One need ask no more when the true nature is seen.”


Shri Naropa had many students who became panditas, “scholars,” and gate-keepers. One of his foremost disciples was his consort and wife, Yogini Niguma. She had achieved the pure stages of practice and had the ability to communicate with Buddha Vajradhara at will. In “The Rain of Wisdom. The Vajra Songs of the Kagyü Gurus,” Paindapa and Chitherpa are mentioned as disciples of Naropa; they became famous Gurus in Nepal.


Thrangu Rinpoche spoke about Lord Naropa’s enlightened activities on many occasions. During his visit to Malaysia in 2000, Thrangu Rinpoche said: “Tilopa, through his clairvoyance, predicted that the future proper vessel who would uphold the lineage would be one by the name of Marpa Chökyi Lodrö. Therefore he instructed Naropa that he should transmit all his teachings to Marpa.” In Shri Tilopa’s words to Naropa as told by Marpa Lotsawa in “The Grand Songs of Lord Marpa (also available in another translation made under the direction of Chögyam Trungpa in “The Rain of Wisdom”):


„Just as the children of a garuda become stronger and more powerful than the mother to whom they are born, so each generation of Marpa’s students in Tibet will be more accomplished than their teachers.”


Marpa Lotsawa, the “Translator,” offered many verses of praise to his most excellent Guru and wrote in “The Grand Songs” that Mahasiddha Naropa replied to his first praise of realization by generously giving him the following instructions:


“You, Marpa, the translator from Tibet! Do not make the eight worldly dharmas the goal of your life. Do not create the bias of self and other, grasping and fixation. Do not slander friends or enemies. Do not distort the ways of others. Learning and contemplation are the torch that illumines the darkness. Do not be ambushed on the supreme path of liberation. Previously, we have been guru and disciple; keep this with you in the future; do not give this up. This precious jewel of your mind, do not throw it in the river like an idiot. Guard it carefully with undistracted attention, and you will accomplish all needs, desires, and intentions.”

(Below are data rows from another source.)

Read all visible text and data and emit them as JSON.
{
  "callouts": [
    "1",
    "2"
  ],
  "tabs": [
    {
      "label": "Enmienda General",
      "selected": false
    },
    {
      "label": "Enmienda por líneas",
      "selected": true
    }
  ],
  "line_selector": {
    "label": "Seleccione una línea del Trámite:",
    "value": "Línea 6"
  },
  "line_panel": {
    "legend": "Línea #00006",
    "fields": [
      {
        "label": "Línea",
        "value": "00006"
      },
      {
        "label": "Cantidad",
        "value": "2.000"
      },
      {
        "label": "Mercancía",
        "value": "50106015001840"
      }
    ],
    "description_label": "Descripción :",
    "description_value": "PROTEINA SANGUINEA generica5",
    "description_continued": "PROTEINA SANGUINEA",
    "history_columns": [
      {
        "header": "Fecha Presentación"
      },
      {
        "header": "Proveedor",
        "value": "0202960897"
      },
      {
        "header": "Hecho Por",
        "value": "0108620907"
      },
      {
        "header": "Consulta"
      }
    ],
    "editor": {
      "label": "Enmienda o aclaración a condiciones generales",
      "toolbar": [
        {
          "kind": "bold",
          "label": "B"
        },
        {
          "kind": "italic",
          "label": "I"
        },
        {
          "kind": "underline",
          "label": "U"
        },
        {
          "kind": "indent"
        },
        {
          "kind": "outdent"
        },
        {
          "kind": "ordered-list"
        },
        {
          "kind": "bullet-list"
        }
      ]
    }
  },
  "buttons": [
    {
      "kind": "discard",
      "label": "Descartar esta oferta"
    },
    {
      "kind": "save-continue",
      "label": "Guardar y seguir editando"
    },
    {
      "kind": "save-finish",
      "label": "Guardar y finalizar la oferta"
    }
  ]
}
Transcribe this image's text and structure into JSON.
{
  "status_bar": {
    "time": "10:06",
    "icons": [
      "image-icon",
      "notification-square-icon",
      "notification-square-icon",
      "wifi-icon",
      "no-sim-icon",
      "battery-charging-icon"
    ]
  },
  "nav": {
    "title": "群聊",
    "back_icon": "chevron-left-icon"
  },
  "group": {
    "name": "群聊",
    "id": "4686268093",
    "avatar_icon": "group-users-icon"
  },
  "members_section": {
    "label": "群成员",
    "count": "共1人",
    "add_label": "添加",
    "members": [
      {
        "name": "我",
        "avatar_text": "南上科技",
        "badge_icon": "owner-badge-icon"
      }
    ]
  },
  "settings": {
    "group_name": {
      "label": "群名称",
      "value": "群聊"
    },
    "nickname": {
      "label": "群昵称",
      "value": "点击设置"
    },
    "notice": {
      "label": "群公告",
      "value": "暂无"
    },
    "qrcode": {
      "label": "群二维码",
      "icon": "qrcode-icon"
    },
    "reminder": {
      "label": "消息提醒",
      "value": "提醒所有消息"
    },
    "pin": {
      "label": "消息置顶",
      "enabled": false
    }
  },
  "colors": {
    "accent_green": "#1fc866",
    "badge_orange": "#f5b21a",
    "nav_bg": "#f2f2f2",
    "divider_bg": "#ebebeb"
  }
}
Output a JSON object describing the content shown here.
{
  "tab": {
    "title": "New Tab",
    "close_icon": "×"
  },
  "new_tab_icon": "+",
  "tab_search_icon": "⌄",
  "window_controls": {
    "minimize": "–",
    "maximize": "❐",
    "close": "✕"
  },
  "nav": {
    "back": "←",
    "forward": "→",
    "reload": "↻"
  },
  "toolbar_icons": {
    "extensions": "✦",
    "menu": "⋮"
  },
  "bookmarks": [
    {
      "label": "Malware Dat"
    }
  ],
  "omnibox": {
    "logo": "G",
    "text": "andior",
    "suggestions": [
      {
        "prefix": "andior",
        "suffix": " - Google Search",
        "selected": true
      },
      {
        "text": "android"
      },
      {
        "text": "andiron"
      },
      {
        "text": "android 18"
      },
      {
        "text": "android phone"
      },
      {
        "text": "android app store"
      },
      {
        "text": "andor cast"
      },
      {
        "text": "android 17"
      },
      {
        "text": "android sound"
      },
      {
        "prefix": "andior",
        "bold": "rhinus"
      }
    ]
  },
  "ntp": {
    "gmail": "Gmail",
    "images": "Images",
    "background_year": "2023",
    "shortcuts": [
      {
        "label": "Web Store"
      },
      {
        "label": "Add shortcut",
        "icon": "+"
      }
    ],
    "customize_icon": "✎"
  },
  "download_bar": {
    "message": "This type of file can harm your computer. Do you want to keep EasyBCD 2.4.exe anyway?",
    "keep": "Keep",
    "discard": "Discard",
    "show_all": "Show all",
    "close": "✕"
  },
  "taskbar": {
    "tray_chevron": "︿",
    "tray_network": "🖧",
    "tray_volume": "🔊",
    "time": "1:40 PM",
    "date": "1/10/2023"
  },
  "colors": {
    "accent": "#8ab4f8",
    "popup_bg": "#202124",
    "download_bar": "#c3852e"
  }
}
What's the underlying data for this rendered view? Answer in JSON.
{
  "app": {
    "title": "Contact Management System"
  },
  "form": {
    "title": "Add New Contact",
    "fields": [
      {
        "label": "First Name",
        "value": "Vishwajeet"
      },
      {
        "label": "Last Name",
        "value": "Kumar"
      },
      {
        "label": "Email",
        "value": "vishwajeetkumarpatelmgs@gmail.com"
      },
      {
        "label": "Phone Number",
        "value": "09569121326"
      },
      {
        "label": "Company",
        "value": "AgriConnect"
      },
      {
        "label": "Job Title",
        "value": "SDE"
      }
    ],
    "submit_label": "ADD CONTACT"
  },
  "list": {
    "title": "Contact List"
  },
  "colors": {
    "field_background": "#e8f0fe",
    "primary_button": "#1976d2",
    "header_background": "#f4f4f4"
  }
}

In the section in this song in which Marpa Lotsawa wrote of his many amazing teachers, he tells us:


“Amongst all of them, the most worthy of offering is the unrivalled Lord Naropa, who is the great Vajradhara in human form. There is no way to repay this lord’s kindness.”


Mahasiddha Naropa, the great scholar and saint, passed into Paranirvana at Pullahari near Nalanda University. In his short life-story offered at Samye Ling Monastery we learn: “His enlightened body faded back into voidness amid myriad rainbows and beautiful celestial music. His life was an intense example of the power of faith. Fully enlightened, he became known as a ‘Second Buddha’ and wrought great benefit for many beings.”


May goodness and virtue increase!



(Compiled and written for students of Karma Lekshey Ling in Nepal by gh, solely responsible for any mistakes, July 2008.

© Karma Lekshey Ling Shedra, Post Box No.8435, Swoyambhu, Kathmandu, Nepal